In 1920, William Morris, 67, replaced Donald Robertson as commissioner. Like his predecessor, Morris had previously headed the Post and Telegraph Department. Critics, however, insisted that his age and relative anonymity showed the long-running administration of Prime Minister William Massey no longer took the office of the commissioner seriously. 11
Economic turbulence at the time intensified calls for austerity. In 1921, as government finances headed into the red for the first time in 35 years, Morris chaired an officials’ ‘economy’ committee. It urged greater accounting transparency, departmental mergers, and some application of a ‘user pays’ principle.
More attention, however, was given to the Public Service’s mushrooming salary and wage bill. A total of 572 staff, from a workforce of 7511, lost their jobs. 12 Those remaining faced three separate salary cuts over two years, the first alone lightening pay packets by up to 10 percent.
In 1923 Morris cut short his seven-year term and retired. In came a much younger man, Paul Verschaffelt, 36, who had joined the Public Service in 1904 as a clerical cadet. At a time when sectarian issues loomed large, especially in government service, Verschaffelt’s Roman Catholicism made his appointment controversial. His reputation for fair-handedness and the active endorsement of the Public Service Association (PSA) ensured his survival.
Verschaffelt oversaw a regrading of centrally-set pay scales in 1924, leading to noisy but largely unsuccessful attempts by unions to restore salary cuts. As unemployment rose from 1926, politicians again looked to the public payroll to absorb some of the jobless. The administration of Prime Minister Joseph Coates was accused of turning the public works and railways departments into a ‘dumping ground for the unemployed’. 13 By 1928, 1400 temporary staff supplemented the permanent workforce of 7707.
In the aftermath of the 1929 financial collapse (aka the Wall Street ‘Crash’), Verschaffelt made the prophetic remark that Public Service salary rises would only be justified ‘in the event of some violent fluctuation in the cost of living caused by a pronounced alteration in wage standards’. 14 The ensuing economic slump caused across-the-board wage cuts of 10 percent in 1931, an increase in weekly hours of work from 40 to 44, and compulsory retirement for public servants aged over 60.
In 1932, a National Expenditure Committee, of which Verschaffelt was a member, recommended further pay cuts and harsh economies, including departmental amalgamations.
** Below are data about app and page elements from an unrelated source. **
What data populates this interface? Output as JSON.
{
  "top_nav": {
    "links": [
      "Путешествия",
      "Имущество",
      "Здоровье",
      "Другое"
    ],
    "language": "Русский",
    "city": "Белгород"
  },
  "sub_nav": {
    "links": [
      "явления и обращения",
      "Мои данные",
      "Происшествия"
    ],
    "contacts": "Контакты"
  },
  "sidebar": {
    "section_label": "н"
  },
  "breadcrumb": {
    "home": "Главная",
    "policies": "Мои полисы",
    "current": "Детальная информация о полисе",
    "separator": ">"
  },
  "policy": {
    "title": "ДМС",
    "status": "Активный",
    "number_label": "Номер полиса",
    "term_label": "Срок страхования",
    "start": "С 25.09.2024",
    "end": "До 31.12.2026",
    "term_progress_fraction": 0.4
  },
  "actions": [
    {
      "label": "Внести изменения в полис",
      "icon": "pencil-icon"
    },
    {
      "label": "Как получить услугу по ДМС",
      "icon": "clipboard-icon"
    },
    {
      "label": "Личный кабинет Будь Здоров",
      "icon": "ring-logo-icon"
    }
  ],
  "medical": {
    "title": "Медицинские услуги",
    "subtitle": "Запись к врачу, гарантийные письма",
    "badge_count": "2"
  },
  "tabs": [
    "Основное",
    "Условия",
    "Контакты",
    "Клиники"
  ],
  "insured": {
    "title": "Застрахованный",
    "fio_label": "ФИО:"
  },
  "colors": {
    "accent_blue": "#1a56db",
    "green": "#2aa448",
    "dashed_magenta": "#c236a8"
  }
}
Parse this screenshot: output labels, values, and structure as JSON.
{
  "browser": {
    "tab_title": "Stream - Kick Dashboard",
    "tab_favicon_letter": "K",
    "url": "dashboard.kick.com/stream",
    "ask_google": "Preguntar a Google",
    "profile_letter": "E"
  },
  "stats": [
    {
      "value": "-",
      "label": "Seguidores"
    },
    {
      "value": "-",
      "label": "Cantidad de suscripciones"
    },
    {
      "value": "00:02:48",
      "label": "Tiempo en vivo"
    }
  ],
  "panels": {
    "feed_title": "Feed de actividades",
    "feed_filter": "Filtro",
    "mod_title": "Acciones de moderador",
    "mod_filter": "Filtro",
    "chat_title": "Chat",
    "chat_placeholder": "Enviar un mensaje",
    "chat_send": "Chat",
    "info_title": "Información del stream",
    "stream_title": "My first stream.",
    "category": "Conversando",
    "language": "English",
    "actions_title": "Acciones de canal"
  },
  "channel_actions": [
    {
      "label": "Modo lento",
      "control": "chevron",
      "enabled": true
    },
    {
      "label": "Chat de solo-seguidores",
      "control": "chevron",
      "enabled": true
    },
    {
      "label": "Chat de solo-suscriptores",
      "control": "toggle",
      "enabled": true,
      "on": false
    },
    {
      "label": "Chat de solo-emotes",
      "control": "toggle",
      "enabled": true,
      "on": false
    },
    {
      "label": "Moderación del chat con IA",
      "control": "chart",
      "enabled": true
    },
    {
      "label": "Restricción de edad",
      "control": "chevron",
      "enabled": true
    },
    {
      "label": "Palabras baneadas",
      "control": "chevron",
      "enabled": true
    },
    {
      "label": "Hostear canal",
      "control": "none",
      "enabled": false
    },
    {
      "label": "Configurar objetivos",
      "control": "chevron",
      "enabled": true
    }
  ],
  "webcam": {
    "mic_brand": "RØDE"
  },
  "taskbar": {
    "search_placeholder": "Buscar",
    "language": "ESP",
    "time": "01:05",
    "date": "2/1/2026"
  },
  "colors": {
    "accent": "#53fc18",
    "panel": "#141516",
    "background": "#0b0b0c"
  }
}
Despite the cutbacks he continued to enjoy good relations with union leaders. Staff recruitment fell to a trickle, with just two cadets appointed in 1931; none in 1932.
Verschaffelt remained in the job until 1935, establishing a still unchallenged record as the longest-serving commissioner. His legendary reputation as a workhorse and ‘technical expert’ saw him dragooned in 1934 into assisting PM Gordon Coates’s ‘brains trust’ on fiscal and economic policy. Other notable members included economists Dick Campbell and William Sutch.
Behind the scenes, however, the larger-than-life Verschaffelt was battling alcoholism, admitting himself for treatment in 1934. He resigned months before Labour’s election victory a year later. In 1946 Verschaffelt would be banned from Parliament House and its grounds following an incident where he howled opposition to incoming civil service legislation from the public gallery. It was a sad end to a stellar career.
11: Bert Roth, Remedy for present evils: a history of the New Zealand Public Service from 1890, Wellington,1987, p 63.
12: Staffing data to 1988 is derived from Quest for Efficiency, unless otherwise stated.
13: Michael and Judith Bassett, Roderick Deane: his life and times, Auckland 2006, p 145.
14: Alan Henderson, The quest for efficiency: the origins of the State Services Commission, Wellington, 1990, p 119.